The second way of using a mirror is to stand in your viewing position and hold the mirror across your eyebrows. Tilt it until you can see the reflection of the setup within it. In my opinion, this way is less effective than the other. While I have no proof, I feel that an upside down reflection (as happens in this method) is less of a fresh eye than one which is reversed (as in the other method). My feeling is that, since our eye’s lens flips the image upside down and then our brain flips it right side up, somewhere in there is a visual awareness of the inverted image. Regardless, in my experience, I tend to see more errors when viewing the setup in reverse.
The image on the left shows how I am holding the mirror.
The image on the right shows what I am seeing when doing that.
The third way is to mount a large mirror to the back wall of your studio, or put one on wheels. I have done both at various times. When I was using the wall-mount, I framed the mirror in a heavy duty picture frame and installed cross-braces across all four corners. I then mounted to mirror to the wall using large hinges. The mount was on the side of the mirror farthest from my light source. The hinges allowed me to pivot the mirror and in that way I had an easier time correctly positioning myself when using it.
In many ways the wheel mount version was easier to use and it gave me more options for positioning my setup.
Both a wall mounted and wheel mounted setup allows you to do something that the other ways do not and that is, get some distance. This is what I alluded to earlier, relative to the last Leonardo quote.
It is also advisable to go some distance away, because then the work appears smaller, and more of it is taken in at a glance, and a lack of harmony or proportion in the various parts and in the colours of the objects is more readily seen.
Leonardo da Vinci
You see, when using a mounted mirror (which is one that you do not have to hold), it is possible to position it and yourself in such a way that you can almost double the distance from your setup. This is both literal and visual distance. The tricky parts are in finding the proper angle of the mirror as well as where to stand. This is not something which is easily explained but has to be experienced. If you have a large enough mirror, give it a try. You might use a spare easel to support it if you would prefer to not mount it on wheels or a wall.
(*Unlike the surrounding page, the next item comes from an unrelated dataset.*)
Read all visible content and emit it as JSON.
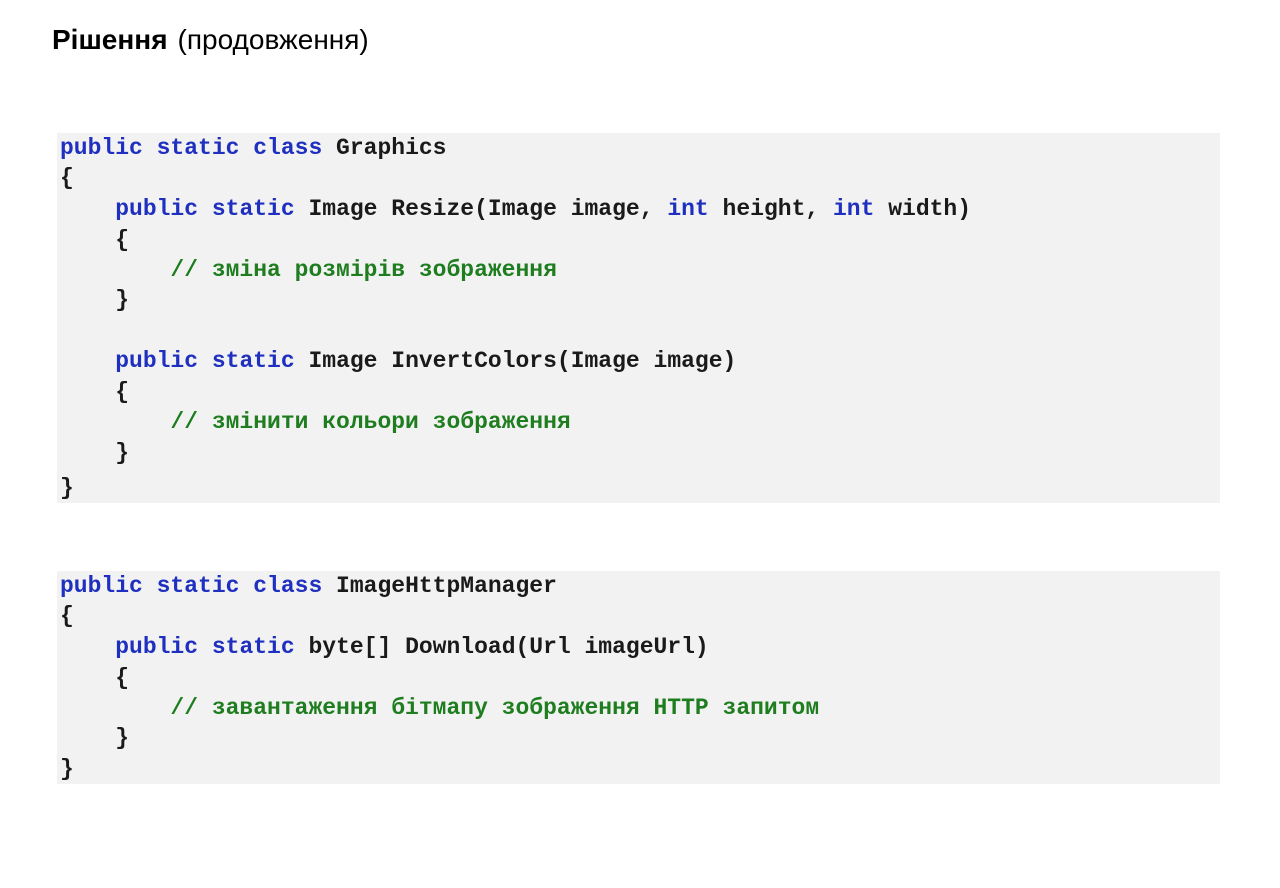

Regardless of which way you choose, you should work from the mirror in the same way as you do when viewing the setup directly. Squinting, flicking your eyes back and forth, etc., are as useful and as important regardless of how the setup is being viewed.
Remember what Solomon said, referencing the mirror cannot be made to frequently.